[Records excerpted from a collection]
☆ ☆ ☆ ☆

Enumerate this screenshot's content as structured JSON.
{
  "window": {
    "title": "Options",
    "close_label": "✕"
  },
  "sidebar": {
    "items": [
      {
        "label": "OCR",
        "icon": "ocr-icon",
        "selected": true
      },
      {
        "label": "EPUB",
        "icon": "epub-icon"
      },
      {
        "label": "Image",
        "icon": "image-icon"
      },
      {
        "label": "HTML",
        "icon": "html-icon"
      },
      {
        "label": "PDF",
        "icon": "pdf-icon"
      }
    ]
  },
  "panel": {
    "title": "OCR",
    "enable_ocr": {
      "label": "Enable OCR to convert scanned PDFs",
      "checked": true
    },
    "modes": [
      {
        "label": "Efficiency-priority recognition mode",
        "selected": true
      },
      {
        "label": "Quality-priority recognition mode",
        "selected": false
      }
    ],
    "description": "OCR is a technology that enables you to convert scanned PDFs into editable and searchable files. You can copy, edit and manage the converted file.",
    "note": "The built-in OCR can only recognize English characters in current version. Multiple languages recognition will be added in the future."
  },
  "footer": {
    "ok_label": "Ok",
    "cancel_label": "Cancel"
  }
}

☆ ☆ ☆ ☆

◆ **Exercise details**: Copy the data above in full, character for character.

◆ **Response to the task**:
Enumerate this screenshot's content as structured JSON.
{
  "window": {
    "title": "Options",
    "close_label": "✕"
  },
  "sidebar": {
    "items": [
      {
        "label": "OCR",
        "icon": "ocr-icon",
        "selected": true
      },
      {
        "label": "EPUB",
        "icon": "epub-icon"
      },
      {
        "label": "Image",
        "icon": "image-icon"
      },
      {
        "label": "HTML",
        "icon": "html-icon"
      },
      {
        "label": "PDF",
        "icon": "pdf-icon"
      }
    ]
  },
  "panel": {
    "title": "OCR",
    "enable_ocr": {
      "label": "Enable OCR to convert scanned PDFs",
      "checked": true
    },
    "modes": [
      {
        "label": "Efficiency-priority recognition mode",
        "selected": true
      },
      {
        "label": "Quality-priority recognition mode",
        "selected": false
      }
    ],
    "description": "OCR is a technology that enables you to convert scanned PDFs into editable and searchable files. You can copy, edit and manage the converted file.",
    "note": "The built-in OCR can only recognize English characters in current version. Multiple languages recognition will be added in the future."
  },
  "footer": {
    "ok_label": "Ok",
    "cancel_label": "Cancel"
  }
}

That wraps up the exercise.